"Art...comes inevitably as the tree from the root, the branch from the trunk, the blossom from the twig. None of these forget the present in looking backward or forward. They are occupied wholly with the fulfillment of their own existence. The branch does not boast of the relation it bears to its great ancestor the trunk ...because it is engaged in the full play of its own existence, because it is full in its own growth, its fruit is inevitable." - Robert Henri, The Art Spirit

11 comments:

Dennis said...

A wonderfully, brilliant article. Although I've been shooting for decades, your four points are some of the most important I've read. Thank you.

L-M said...

Excellent insight and recommendations. Thank you.

Chris said...

SO refreshing to see a photographer write about the things that truly matter.

Sebastian said...

Such a thoughtful post that I just had to let you know that I truly enjoyed reading it. With all the back and forth about contemporary photography of mundane subject matter it is a breath of fresh air to read from one of our own, an absolute truth, which is what drives us to photograph anything in the first place!

susanna said...

I enjoyed reading your post. I agree with with everything you wrote and the Joseph Campbell quote hit home with me. I spent so many years frustrated, trying to figure out the why's of an image...why am I drawn to this...what does it mean...will other people get what I'm trying to say...what AM I trying to say?! :) As artists, we just have to follow our gut and just go with ideas as they come.

PS - I found you through http://www.flaneusenotes.blogspot.com.

A.V. Michaels said...

You've certainly earned the right to publish your own book(s); masterful work and masterful wisdom.

David S. Mazel said...

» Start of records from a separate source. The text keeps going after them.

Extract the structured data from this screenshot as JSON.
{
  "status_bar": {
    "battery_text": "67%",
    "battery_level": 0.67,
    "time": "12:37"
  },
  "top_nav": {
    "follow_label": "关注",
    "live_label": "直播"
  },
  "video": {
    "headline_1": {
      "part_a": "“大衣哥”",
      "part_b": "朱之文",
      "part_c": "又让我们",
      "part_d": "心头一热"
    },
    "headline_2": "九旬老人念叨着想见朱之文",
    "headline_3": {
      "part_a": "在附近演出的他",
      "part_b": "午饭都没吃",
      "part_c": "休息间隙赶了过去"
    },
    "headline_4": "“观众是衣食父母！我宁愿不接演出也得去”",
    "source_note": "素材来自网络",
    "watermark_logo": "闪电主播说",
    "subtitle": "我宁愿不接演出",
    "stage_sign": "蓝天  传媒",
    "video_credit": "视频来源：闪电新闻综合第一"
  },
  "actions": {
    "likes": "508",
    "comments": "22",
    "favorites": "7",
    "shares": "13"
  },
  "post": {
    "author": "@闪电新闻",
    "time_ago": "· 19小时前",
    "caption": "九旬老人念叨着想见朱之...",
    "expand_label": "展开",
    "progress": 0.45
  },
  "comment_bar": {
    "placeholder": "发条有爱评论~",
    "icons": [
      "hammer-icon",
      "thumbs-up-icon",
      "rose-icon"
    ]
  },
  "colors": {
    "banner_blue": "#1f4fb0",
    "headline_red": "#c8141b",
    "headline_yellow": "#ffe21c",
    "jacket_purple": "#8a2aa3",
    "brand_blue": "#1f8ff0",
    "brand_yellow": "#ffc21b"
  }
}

I should say that much of these guides are not just for the pursuit of art, but for the pursuit (and enjoyment) of one's life. Your ideas are far-reaching, indeed.

To maintain your order and paraphrase in terms of life's lessons and guides, we could have:

1. Live everyday to your fullest. Your life is something you make and do everyday. (How you live is what you become.)

2. Dismiss unfair criticisms of others and see yourself as you want to be seen. No one knows more about you than you.

3. Do not let the criticisms of others dampen your dreams.

3a. (Corollary: Encourage others in their dreams, as you did with this lovely postings.)

4. Learn how you want to live and live that way.

5. What you like in others make part of yourself.

6. Be true to yourself and follow your instincts.

So, you see, what you (Andy) describe for the sake of art, is really more. Your beautiful few rules can apply far more broadly and deeply to people beyond artists.

Finally, I suspect others will pick-up on your ideas and we shall see your ideas copied elsewhere as advice for a far broader audience.

Jay said...

Hey Andrew!

Nice stuff you got, very interesting pics.
Well, I do have also in my sleeves, if you have time don't forget to visit

photosorcery.com

Many thanks

trace said...

And to add to the quotes list, this is one of my favorites:
"Go into yourself and test the deeps in which your life takes rise; at its source you will find the answer to the question whether you must create. Accept it, just as it sounds, without inquiring into it. Perhaps it will turn out that you are called to be an artist. Then take that destiny upon yourself and bear it, its burden and its greatness, without ever asking what recompense might come from outside".
~ Rainer Maria Rilke

Sophia said...

What a great article, after have a few weeks of bad news regarding my photography, I REALLY need to read something like this. I almost cried. Thank-you!

Thomas Duffy said...

A great read, thank you so much,
Tom